The film is presented in its original 1.33:1 aspect ratio. For a film that makes such expressive non-naturalistic use of color, it's a little disappointing that the color palette here is fairly drab. You can tell from the opening shot of rolling train tracks that the source print (a restoration but not, it seems, an extensive one) for his high-def transfer isn't the greatest. The grassy hillside looks dull green and the image has a slightly faded quality to it. There are moments when the film looks brighter but there's really no point at which you would say the colors pop. The level of detail is good, but below average for a Criterion offering. I don't have the simultaneous SD release by Criterion as a point of comparison but for high-def this isn't a particularly sharp or vibrant picture.
The linear PCM 1.0 soundtrack isn't particularly dynamic but it's clean. There isn't really a whole lot to say about this. Optional English subtitles support the French audio.
Criterion has packed in quite a few short extras here, mostly interviews.
In a brief interview (5 min.) Louis Malle talks about the film just before its release, encouraging viewers to see it as frightening as well as humorous. This is an excerpt from the program "JT 19h15" and originally aired on Oct 26, 1960.
An interview with little Catherine Demongeot (8 min.) is downright odd.
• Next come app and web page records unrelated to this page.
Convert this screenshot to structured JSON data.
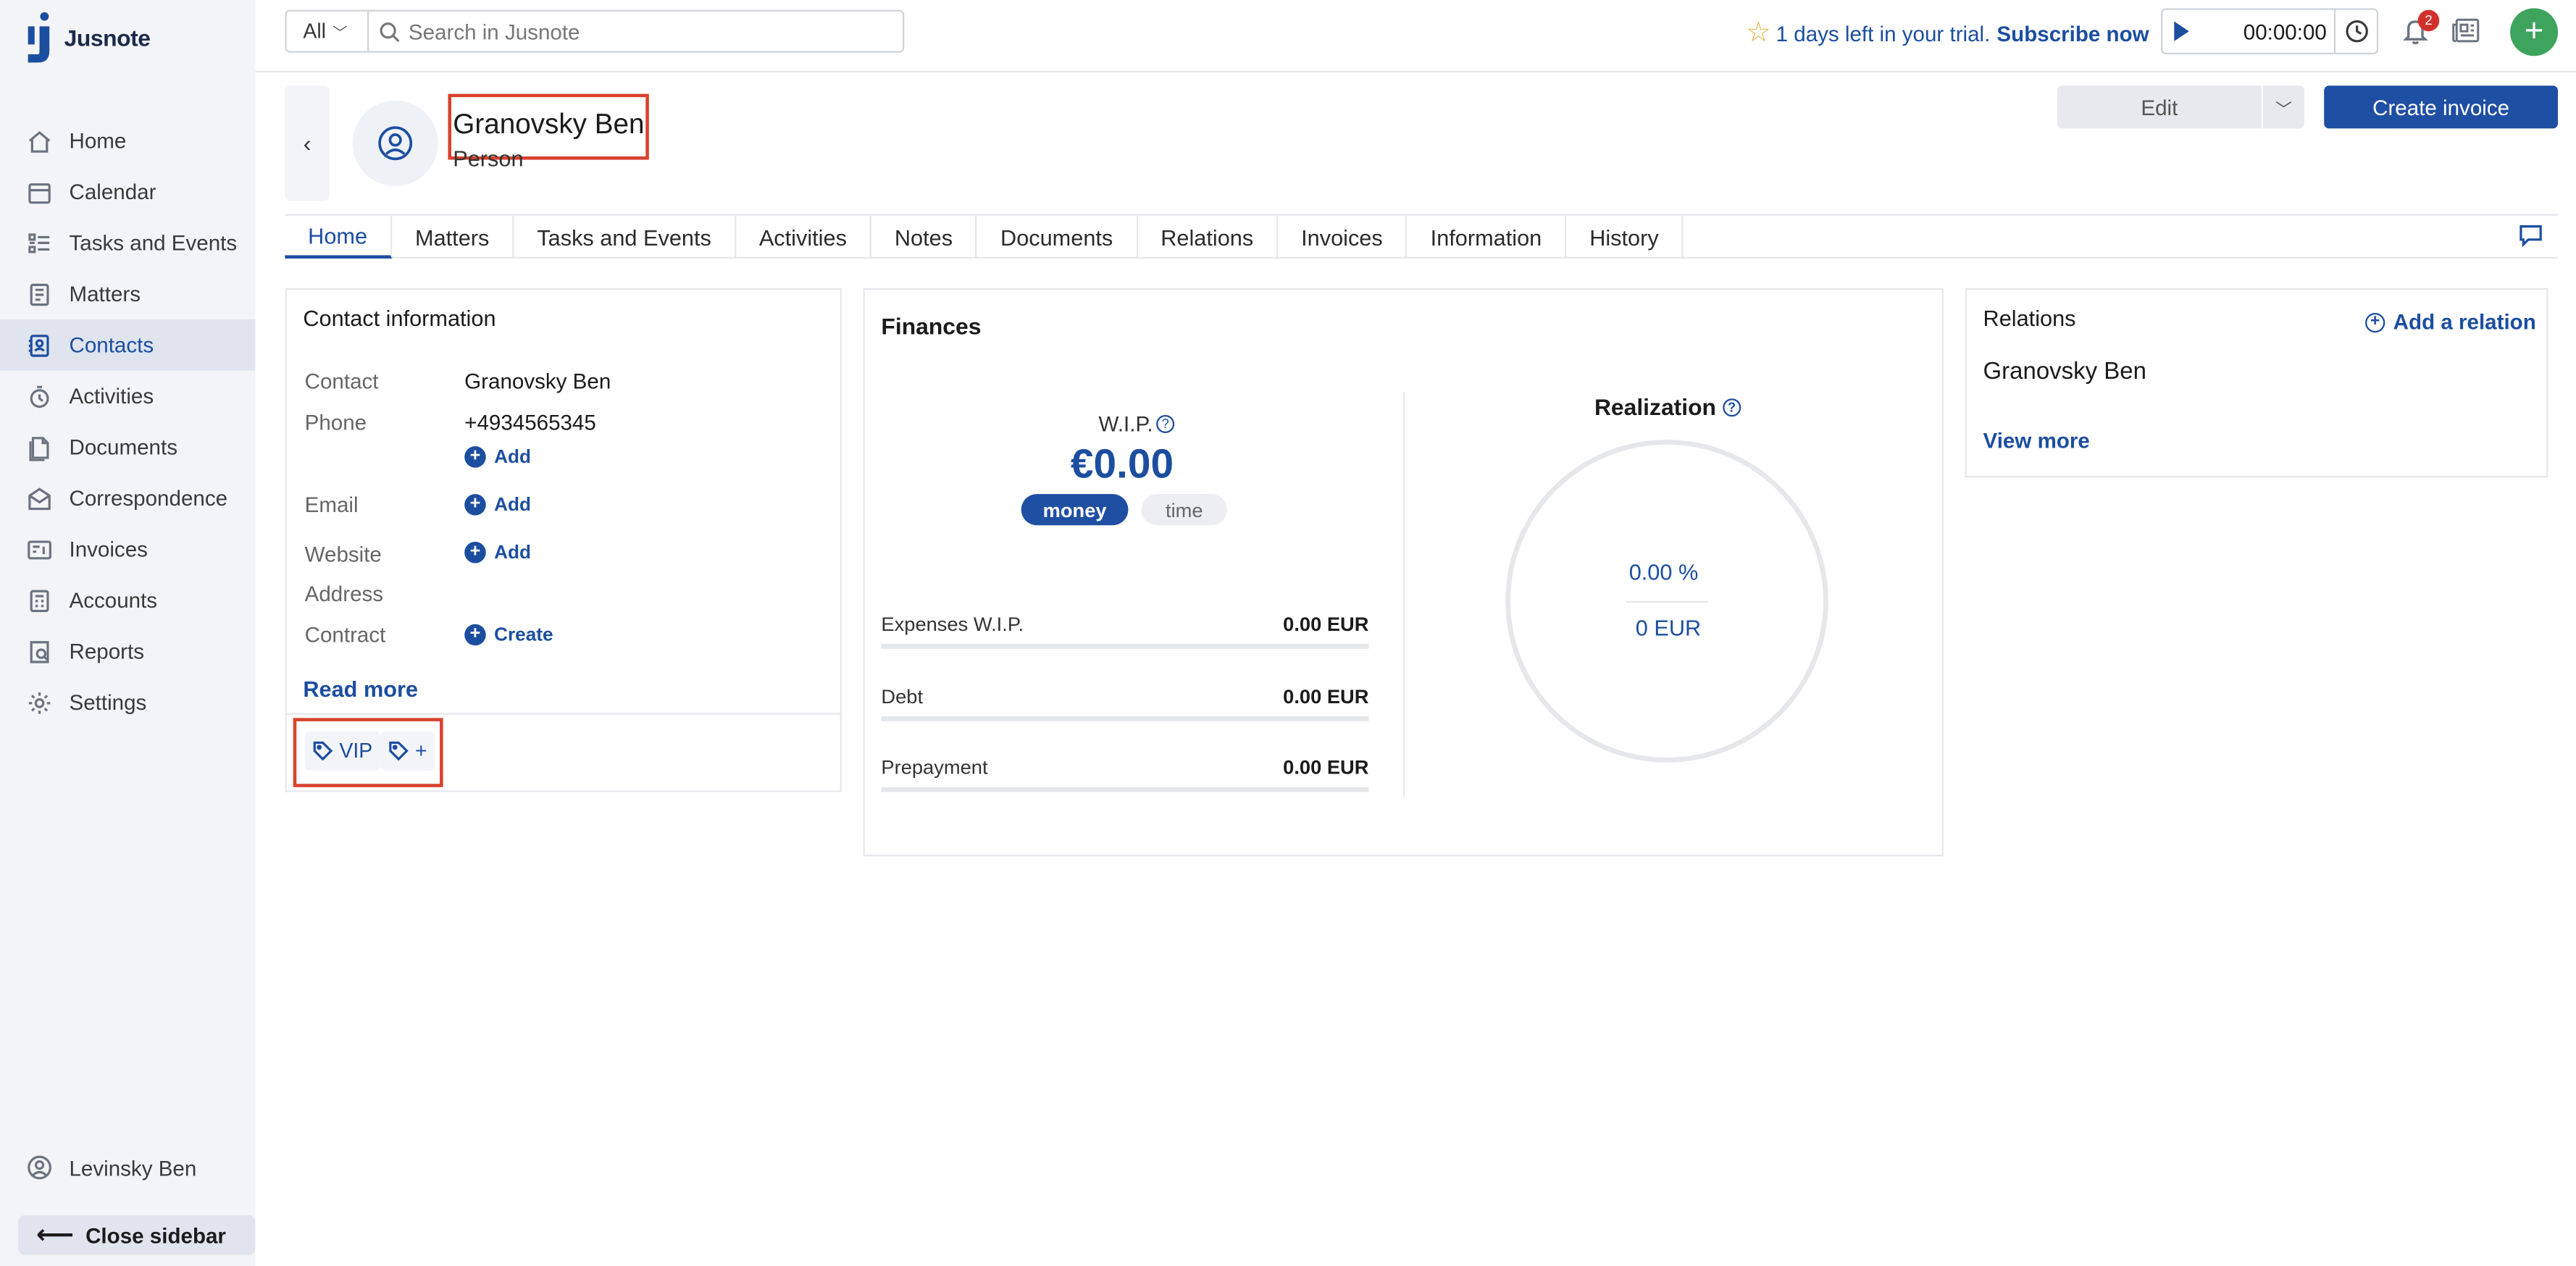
{
  "app": {
    "name": "Jusnote"
  },
  "sidebar": {
    "items": [
      {
        "label": "Home",
        "icon": "home-icon"
      },
      {
        "label": "Calendar",
        "icon": "calendar-icon"
      },
      {
        "label": "Tasks and Events",
        "icon": "tasks-icon"
      },
      {
        "label": "Matters",
        "icon": "matters-icon"
      },
      {
        "label": "Contacts",
        "icon": "contacts-icon",
        "active": true
      },
      {
        "label": "Activities",
        "icon": "activities-icon"
      },
      {
        "label": "Documents",
        "icon": "documents-icon"
      },
      {
        "label": "Correspondence",
        "icon": "correspondence-icon"
      },
      {
        "label": "Invoices",
        "icon": "invoices-icon"
      },
      {
        "label": "Accounts",
        "icon": "accounts-icon"
      },
      {
        "label": "Reports",
        "icon": "reports-icon"
      },
      {
        "label": "Settings",
        "icon": "gear-icon"
      }
    ],
    "user": "Levinsky Ben",
    "close_label": "Close sidebar"
  },
  "topbar": {
    "scope": "All",
    "search_placeholder": "Search in Jusnote",
    "trial_text": "1 days left in your trial.",
    "subscribe": "Subscribe now",
    "timer": "00:00:00",
    "notifications": "2"
  },
  "header": {
    "name": "Granovsky Ben",
    "type": "Person",
    "edit_label": "Edit",
    "invoice_label": "Create invoice"
  },
  "tabs": [
    "Home",
    "Matters",
    "Tasks and Events",
    "Activities",
    "Notes",
    "Documents",
    "Relations",
    "Invoices",
    "Information",
    "History"
  ],
  "contact": {
    "title": "Contact information",
    "contact_label": "Contact",
    "contact_value": "Granovsky Ben",
    "phone_label": "Phone",
    "phone_value": "+4934565345",
    "email_label": "Email",
    "website_label": "Website",
    "address_label": "Address",
    "contract_label": "Contract",
    "add": "Add",
    "create": "Create",
    "read_more": "Read more",
    "tags": [
      "VIP",
      "+"
    ]
  },
  "finances": {
    "title": "Finances",
    "wip_label": "W.I.P.",
    "wip_value": "€0.00",
    "toggle_on": "money",
    "toggle_off": "time",
    "rows": [
      {
        "label": "Expenses W.I.P.",
        "amount": "0.00 EUR"
      },
      {
        "label": "Debt",
        "amount": "0.00 EUR"
      },
      {
        "label": "Prepayment",
        "amount": "0.00 EUR"
      }
    ],
    "realization_title": "Realization",
    "realization_pct": "0.00 %",
    "realization_eur": "0 EUR"
  },
  "relations": {
    "title": "Relations",
    "add": "Add a relation",
    "name": "Granovsky Ben",
    "view_more": "View more"
  }
}
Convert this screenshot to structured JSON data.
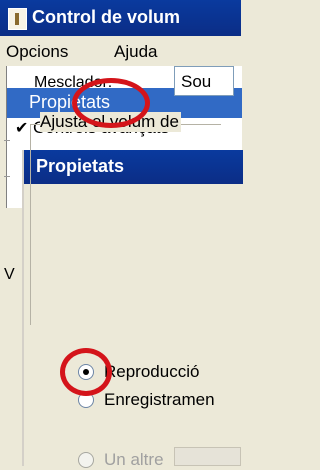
{
  "main_window": {
    "title": "Control de volum",
    "menu": {
      "opcions": "Opcions",
      "ajuda": "Ajuda"
    },
    "dropdown": {
      "selected_item": "Propietats",
      "checked_item": "Controls avançats"
    },
    "left_fragment": "V"
  },
  "dialog": {
    "title": "Propietats",
    "mixer_label": "Mesclador:",
    "mixer_value": "Sou",
    "group_legend": "Ajusta el volum de",
    "options": {
      "playback": "Reproducció",
      "record": "Enregistramen",
      "other": "Un altre"
    },
    "selected_option": "playback"
  },
  "highlight_color": "#d4141a",
  "accent": "#0a3a9e"
}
The interviewer is obsessed with finding out whether the young star has been damaged by playing the controversial character and keeps annoying the hell out of her (and her parents) with aggressive questions. This is an excerpt from "Cinq colonnes à la une" and originally aired on March 4, 1960.
The two most interesting interviews in the set are with the novel's author Raymond Queneau, the first from "Lectures pour tous" (Feb 4, 1959, 9 min.) and the second from "En français dans la texte" (March 24, 1961, 6 min.) The writer is somewhat evasive in both interviews but offers insight into both his writing and what he thinks of the book's reception.
We also get audio only interviews with co-screenwriter Jean-Paul Rappeneau (10 min.) and "Zazie" art consultant William Klein (13 min, April 2011).
The only non-interview on the disc is "Le Paris de Zazie" (15 min.), a 2005 documentary by Philippe Collin, Malle's assistant director. Collin discusses some of the Paris locations featured in the movie.
An Original Theatrical Trailer (2 min.) rounds out the collection.
The 16-page insert booklet features an essay by film scholar Ginette Vincendeau which goes into great depth about the film – this is one of the better Criterion essays in a while.
Criterion has decided to release Louis Malle's two nuttiest film at the same time, "Zazie" and "Black Moon." Both are trippy experiments and of the two I prefer "Black Moon," but "Zazie" still has its charms, both from its impish child star and the director's feats of visual derring-do. Criterion has loaded the disc with extras though just about all of them are short interviews which leaves a bit to be desired as far as analysis of the film. The high-def transfer doesn't really showcase the strengths of high-def all that much so if you're deciding between the Blu-Ray ($39.95 retail) and SD ($29.95 retail - which I haven't seen to compare) you might want to take that into consideration.